At least 19 people are dead after an hour-long gunfight between Mexican security forces and suspected cartel gunmen broke out on Saturday in Villa Union, a town in Coahuila state about an hour’s drive southwest of Eagle Pass, Texas, the Washington Post reports.

Why it matters: The attack comes days after President Trump said in an interview that he plans to designate Mexican drug cartels as terrorist organizations.

Details: Coahuila state Gov. Miguel Angel Riquelme said four police officers were killed after an armed group stormed the town in a convoy of trucks and attacked local government offices. Security forces killed 13 suspected cartel members, according to WashPost, which reports two kidnapped civilians also died in the incident.

The big picture: Mexico’s murder rate has increased by 2% in the first 10 months of Andrés Manuel López Obrador's presidency. There have been 29,414 homicides in 2019 so far, compared to 28,869 in the same period of 2018, per figures released by the Mexican government and reviewed by the Associated Press.

Go deeper:

Editor's note: This article has been updated to reflect the fact that authorities revised the death toll down from 21. They also clarified that two kidnapped civilians had died in the incident.

Go deeper

Zipline drones deliver masks to hospitals; vaccines could be next

Zipline's drone drops medical supplies via parachute.
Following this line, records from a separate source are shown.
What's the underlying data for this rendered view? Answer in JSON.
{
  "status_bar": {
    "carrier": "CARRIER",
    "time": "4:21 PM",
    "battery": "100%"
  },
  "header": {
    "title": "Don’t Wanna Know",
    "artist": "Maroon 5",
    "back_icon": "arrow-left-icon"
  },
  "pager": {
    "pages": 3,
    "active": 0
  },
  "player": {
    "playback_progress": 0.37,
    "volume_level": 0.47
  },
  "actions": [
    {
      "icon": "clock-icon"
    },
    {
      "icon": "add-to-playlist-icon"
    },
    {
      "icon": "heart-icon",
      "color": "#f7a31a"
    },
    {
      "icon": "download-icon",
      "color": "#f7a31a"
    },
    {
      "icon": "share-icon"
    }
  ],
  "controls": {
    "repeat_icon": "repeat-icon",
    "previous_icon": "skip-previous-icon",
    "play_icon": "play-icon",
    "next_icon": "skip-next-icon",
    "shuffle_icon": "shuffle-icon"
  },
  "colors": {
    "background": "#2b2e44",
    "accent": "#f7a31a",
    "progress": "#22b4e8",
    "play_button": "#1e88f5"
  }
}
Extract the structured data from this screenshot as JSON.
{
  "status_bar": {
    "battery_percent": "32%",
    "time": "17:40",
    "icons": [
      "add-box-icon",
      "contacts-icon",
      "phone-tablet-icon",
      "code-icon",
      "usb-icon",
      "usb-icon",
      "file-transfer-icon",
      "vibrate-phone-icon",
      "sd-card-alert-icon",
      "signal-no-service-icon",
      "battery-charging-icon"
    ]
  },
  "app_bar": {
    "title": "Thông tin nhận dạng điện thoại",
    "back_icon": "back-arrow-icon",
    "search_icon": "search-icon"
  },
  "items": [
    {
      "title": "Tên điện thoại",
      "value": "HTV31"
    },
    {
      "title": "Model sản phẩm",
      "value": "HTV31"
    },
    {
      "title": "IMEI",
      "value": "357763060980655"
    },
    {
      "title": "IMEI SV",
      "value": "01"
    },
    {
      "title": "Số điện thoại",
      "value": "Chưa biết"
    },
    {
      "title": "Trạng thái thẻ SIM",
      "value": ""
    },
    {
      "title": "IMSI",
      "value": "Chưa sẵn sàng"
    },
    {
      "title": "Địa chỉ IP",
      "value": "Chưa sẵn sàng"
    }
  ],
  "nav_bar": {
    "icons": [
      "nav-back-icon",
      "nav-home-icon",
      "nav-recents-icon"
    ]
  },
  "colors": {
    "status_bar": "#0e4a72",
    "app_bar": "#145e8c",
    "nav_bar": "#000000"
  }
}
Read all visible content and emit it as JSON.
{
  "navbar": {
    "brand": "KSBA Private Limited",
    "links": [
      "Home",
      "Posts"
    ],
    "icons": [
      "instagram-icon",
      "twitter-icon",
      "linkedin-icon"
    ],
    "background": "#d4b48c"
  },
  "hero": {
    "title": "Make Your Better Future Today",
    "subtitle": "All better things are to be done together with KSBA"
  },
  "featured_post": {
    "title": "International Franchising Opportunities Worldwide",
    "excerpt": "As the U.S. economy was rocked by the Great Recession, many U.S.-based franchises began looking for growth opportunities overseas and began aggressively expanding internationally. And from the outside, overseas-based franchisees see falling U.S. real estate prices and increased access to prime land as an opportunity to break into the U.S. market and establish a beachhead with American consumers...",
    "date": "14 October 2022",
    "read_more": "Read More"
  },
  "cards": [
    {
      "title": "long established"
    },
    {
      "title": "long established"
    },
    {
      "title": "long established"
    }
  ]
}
Image courtesy of Zipline.

Zipline, a California drone company, has made its U.S. debut by delivering medical supplies to hospitals in North Carolina under a pilot program honed in Africa.

Why it matters: The effort, made possible by a waiver from the Federal Aviation Administration to Novant Health, is the nation's longest-range drone delivery operation and could demonstrate how drones could be used in future pandemics, Zipline officials said.

NHL unveils 24-team playoff plan to return from coronavirus hiatus

Data: NHL; Table: Axios Visuals

The NHL unveiled its return-to-play plan on Tuesday, formally announcing that 24 of its 31 teams will return for a playoff tournament in two hub cities, if and when medically cleared.

Why it matters: Hockey is the first major North American sports league to sketch out its plans to return from a coronavirus-driven hiatus in such detail, and it's also the first one to officially pull the plug on its regular season, which will trigger ticket refunds.

Rising home sales show Americans are looking past the coronavirus

Illustration: Aïda Amer/Axios

Americans are behaving very differently than they have in previous recessions — convinced that the coronavirus pandemic will soon pass, many continue to spend money as if nothing has changed.

Driving the news: The latest example of this trend is the Commerce Department's new home sales report, which showed home sales increased in April despite nationwide lockdowns that banned real estate agents in some states from even showing listed houses.